Report every line of the records below that includes the string "history".

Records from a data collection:

•••

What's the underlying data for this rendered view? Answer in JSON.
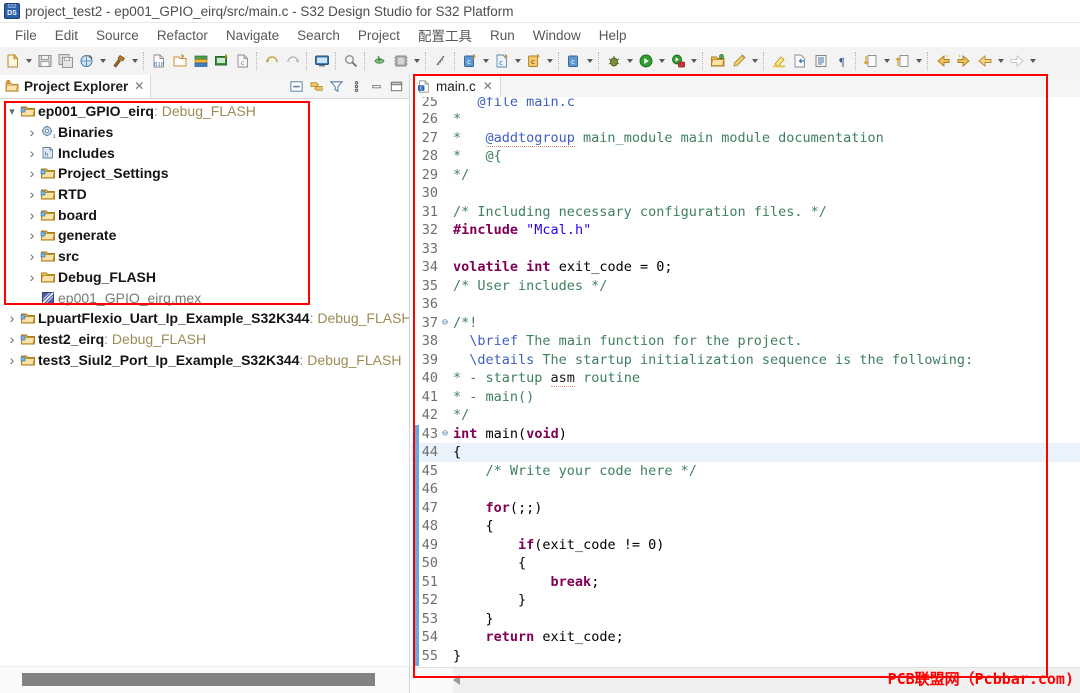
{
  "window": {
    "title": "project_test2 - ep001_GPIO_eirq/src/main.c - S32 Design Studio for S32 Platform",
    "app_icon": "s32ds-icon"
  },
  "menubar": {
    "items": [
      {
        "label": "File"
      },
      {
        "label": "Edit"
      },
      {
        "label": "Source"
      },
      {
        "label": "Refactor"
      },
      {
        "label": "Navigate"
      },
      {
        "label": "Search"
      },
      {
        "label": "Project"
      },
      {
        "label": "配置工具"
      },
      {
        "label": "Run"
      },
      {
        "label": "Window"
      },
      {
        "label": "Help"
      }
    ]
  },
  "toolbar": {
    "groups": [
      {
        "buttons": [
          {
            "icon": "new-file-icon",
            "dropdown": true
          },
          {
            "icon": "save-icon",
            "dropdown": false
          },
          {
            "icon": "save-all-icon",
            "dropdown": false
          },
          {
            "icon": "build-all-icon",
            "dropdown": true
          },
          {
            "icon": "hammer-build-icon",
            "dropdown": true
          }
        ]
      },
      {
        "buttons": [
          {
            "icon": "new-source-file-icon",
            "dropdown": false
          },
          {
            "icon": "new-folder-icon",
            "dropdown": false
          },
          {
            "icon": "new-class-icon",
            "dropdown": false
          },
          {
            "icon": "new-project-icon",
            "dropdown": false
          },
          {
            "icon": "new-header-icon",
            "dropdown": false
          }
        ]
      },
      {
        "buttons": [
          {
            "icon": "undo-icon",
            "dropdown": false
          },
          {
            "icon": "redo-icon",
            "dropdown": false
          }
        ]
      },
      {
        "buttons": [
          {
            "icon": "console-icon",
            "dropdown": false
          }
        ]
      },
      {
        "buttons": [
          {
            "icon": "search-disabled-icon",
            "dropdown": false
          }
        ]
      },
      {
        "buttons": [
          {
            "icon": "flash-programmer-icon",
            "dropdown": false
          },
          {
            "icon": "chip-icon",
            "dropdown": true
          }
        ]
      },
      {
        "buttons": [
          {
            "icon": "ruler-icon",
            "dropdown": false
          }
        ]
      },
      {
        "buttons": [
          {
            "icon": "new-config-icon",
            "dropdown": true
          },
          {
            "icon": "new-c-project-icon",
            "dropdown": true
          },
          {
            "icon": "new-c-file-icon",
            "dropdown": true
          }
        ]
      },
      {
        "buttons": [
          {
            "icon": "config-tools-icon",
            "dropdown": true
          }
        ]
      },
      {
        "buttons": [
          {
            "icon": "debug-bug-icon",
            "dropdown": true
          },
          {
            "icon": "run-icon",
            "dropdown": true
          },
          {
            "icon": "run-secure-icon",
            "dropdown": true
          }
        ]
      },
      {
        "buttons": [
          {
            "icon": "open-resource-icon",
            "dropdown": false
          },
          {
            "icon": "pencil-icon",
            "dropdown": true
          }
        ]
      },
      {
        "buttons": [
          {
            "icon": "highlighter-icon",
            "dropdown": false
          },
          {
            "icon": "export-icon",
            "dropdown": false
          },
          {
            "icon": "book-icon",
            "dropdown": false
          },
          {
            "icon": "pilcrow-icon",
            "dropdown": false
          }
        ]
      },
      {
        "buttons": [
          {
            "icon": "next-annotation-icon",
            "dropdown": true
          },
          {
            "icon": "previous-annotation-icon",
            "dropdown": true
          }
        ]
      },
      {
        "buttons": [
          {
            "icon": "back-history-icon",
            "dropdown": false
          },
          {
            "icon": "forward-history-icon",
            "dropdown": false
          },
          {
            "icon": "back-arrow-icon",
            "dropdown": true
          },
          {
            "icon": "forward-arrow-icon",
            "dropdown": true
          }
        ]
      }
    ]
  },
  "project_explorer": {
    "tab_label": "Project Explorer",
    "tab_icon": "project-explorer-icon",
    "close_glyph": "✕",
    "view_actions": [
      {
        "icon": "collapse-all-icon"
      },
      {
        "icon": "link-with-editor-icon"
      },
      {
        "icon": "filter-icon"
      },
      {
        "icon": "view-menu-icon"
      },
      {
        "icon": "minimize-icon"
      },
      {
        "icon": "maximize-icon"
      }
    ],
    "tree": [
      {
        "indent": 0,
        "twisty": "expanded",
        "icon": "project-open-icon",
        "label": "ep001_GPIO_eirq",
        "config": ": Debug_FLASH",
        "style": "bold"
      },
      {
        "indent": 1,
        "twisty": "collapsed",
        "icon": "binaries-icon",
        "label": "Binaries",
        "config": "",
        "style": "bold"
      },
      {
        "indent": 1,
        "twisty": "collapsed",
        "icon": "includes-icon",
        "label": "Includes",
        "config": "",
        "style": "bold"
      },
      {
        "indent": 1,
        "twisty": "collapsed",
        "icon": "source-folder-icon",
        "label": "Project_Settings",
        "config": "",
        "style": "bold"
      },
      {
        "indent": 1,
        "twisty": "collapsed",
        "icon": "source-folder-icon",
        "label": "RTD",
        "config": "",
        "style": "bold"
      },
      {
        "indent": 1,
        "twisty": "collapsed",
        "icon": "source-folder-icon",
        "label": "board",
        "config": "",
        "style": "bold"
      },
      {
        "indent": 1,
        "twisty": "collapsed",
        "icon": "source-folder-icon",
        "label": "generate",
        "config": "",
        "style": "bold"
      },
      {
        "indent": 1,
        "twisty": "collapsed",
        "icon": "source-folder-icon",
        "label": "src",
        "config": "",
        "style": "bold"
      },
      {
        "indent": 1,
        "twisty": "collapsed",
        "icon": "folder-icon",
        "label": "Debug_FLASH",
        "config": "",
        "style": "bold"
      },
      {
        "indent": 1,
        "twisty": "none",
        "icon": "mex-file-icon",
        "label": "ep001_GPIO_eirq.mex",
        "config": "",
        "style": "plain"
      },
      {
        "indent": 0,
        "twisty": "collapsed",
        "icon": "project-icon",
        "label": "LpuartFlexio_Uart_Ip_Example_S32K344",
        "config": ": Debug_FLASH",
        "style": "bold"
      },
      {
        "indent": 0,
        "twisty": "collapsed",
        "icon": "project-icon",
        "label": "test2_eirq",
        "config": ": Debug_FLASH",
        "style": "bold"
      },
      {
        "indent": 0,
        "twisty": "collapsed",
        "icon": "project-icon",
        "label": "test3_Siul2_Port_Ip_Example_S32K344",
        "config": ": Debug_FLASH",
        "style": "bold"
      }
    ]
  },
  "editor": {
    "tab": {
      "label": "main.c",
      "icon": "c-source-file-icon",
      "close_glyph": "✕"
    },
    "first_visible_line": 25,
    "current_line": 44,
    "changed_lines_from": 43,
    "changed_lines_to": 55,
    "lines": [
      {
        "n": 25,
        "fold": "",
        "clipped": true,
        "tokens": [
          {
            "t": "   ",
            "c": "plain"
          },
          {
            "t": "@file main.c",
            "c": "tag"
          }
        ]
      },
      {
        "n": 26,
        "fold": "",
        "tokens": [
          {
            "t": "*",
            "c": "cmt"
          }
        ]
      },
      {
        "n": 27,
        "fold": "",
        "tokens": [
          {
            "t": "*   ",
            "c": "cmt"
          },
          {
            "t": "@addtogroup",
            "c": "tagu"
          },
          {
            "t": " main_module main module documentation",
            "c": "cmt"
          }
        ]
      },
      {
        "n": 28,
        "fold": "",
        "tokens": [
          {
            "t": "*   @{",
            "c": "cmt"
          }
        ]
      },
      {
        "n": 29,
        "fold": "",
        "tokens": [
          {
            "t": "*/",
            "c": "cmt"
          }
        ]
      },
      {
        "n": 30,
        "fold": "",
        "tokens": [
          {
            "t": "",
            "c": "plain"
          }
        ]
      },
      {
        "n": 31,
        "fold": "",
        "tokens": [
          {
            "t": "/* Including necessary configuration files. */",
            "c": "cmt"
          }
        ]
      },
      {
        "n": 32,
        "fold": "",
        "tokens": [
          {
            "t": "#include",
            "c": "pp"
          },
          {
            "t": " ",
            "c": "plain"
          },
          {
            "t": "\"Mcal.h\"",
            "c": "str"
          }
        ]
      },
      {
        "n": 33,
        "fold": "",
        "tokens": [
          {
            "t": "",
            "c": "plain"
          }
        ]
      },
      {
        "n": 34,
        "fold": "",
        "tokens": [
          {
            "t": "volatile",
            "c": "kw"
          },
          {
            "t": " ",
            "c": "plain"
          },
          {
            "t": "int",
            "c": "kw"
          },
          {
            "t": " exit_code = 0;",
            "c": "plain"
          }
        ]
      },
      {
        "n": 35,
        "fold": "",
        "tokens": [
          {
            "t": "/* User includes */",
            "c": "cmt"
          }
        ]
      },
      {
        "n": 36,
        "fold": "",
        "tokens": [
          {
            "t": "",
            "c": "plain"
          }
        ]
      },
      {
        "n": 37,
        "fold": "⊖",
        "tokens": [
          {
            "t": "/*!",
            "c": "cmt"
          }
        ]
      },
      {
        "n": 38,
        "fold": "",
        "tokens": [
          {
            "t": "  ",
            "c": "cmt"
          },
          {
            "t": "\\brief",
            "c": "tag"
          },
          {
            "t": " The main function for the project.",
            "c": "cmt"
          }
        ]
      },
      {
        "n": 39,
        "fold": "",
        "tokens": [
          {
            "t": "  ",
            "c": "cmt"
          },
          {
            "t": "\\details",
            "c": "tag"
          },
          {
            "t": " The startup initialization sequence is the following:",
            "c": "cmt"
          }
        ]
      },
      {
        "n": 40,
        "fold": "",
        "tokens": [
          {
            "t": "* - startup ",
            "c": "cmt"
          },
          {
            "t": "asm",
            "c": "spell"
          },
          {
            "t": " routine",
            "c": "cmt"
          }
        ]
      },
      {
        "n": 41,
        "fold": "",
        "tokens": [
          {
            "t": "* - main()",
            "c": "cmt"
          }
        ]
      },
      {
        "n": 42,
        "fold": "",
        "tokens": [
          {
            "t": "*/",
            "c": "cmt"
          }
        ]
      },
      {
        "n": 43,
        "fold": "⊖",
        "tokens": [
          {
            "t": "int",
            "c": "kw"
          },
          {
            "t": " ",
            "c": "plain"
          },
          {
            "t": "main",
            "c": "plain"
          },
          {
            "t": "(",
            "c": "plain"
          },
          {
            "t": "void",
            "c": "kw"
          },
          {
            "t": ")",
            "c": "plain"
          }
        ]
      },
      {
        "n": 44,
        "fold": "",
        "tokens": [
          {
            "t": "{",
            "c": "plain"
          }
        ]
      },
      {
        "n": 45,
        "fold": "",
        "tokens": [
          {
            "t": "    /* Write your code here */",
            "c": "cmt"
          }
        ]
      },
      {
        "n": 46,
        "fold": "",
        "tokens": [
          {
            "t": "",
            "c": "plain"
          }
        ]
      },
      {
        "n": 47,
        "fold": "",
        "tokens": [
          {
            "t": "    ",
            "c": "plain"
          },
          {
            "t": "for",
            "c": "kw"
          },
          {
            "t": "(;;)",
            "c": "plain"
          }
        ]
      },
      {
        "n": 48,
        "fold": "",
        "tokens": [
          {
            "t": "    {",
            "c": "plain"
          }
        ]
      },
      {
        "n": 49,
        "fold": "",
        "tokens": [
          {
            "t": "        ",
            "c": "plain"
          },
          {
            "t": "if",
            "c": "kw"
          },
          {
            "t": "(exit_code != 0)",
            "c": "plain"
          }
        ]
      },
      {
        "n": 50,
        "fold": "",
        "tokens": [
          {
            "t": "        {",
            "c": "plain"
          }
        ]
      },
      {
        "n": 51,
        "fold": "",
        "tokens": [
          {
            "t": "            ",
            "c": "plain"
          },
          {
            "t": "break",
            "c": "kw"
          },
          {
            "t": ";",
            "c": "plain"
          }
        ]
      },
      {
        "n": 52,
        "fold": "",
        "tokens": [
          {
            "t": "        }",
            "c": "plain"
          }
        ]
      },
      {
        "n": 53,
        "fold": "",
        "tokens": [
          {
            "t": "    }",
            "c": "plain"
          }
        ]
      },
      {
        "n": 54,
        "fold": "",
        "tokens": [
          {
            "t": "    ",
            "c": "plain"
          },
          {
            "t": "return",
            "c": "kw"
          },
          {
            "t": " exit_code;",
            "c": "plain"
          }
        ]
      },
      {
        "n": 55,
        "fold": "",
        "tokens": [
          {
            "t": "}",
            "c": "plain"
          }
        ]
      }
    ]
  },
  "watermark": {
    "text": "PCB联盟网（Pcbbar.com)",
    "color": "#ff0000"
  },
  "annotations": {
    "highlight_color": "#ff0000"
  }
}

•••

#### [WRITTEN SOLUTION]
            "icon": "back-history-icon",
            "icon": "forward-history-icon",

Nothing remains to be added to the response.